→ What you should do
Among the entries below, how many lines hold "true"? Reply with the number only.

(Data provided Opens)

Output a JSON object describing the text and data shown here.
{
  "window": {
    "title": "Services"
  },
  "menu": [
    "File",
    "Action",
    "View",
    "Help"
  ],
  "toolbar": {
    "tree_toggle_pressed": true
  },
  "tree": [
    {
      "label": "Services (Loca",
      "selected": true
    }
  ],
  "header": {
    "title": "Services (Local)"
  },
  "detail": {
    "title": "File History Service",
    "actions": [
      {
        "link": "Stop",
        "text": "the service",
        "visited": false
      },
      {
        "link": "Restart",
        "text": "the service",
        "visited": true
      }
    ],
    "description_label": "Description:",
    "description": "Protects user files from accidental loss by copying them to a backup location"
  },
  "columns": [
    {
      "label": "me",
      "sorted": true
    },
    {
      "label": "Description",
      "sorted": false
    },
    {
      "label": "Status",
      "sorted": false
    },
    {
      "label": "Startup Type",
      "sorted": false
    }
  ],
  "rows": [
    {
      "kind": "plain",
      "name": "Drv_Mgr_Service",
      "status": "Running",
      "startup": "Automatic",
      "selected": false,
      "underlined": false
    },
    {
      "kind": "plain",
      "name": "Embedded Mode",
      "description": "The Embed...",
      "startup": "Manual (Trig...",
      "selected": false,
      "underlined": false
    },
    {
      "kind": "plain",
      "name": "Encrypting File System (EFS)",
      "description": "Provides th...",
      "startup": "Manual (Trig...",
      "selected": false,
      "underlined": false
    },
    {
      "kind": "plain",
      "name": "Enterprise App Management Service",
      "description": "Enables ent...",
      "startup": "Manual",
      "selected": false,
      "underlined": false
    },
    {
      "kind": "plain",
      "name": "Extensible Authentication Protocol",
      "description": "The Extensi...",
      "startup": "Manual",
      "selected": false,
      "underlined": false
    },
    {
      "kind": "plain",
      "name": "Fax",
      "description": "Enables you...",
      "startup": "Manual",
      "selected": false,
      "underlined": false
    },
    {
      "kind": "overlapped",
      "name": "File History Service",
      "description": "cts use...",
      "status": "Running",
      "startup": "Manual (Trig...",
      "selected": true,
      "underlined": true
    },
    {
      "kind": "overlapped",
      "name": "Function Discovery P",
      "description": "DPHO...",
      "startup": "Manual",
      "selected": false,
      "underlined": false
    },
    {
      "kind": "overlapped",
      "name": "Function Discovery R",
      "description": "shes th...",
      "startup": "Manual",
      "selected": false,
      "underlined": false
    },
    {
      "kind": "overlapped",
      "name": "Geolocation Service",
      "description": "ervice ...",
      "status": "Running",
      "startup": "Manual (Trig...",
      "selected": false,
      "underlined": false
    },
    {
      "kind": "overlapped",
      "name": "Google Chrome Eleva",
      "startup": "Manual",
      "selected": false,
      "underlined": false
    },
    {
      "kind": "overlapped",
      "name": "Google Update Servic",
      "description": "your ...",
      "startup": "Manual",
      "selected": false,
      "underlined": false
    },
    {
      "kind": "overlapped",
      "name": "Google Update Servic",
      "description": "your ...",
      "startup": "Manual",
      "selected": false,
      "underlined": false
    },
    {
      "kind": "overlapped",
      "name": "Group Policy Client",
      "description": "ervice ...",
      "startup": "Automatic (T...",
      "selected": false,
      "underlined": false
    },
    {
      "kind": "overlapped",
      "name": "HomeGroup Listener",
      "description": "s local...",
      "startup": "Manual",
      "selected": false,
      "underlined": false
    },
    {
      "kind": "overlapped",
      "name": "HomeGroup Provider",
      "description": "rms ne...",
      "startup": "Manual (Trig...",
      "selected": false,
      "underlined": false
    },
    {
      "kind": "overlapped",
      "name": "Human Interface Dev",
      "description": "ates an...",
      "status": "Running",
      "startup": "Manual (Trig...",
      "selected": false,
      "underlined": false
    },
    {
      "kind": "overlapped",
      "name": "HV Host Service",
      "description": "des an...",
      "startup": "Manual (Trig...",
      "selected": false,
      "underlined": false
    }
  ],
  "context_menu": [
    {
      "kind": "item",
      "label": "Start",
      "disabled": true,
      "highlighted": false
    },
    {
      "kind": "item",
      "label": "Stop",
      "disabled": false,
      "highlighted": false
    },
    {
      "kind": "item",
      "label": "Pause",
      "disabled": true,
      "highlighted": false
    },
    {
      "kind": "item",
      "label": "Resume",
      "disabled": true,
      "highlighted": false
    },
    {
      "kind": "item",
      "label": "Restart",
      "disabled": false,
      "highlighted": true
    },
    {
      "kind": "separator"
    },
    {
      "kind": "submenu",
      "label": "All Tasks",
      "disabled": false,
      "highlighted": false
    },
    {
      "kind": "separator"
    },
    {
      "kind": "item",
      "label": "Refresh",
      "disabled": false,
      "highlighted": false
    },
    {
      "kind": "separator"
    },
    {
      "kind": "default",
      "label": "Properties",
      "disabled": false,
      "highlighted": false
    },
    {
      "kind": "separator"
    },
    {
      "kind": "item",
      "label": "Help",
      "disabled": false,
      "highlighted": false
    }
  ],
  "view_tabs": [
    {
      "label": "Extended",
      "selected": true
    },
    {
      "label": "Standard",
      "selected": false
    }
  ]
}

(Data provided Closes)

→ Written response
11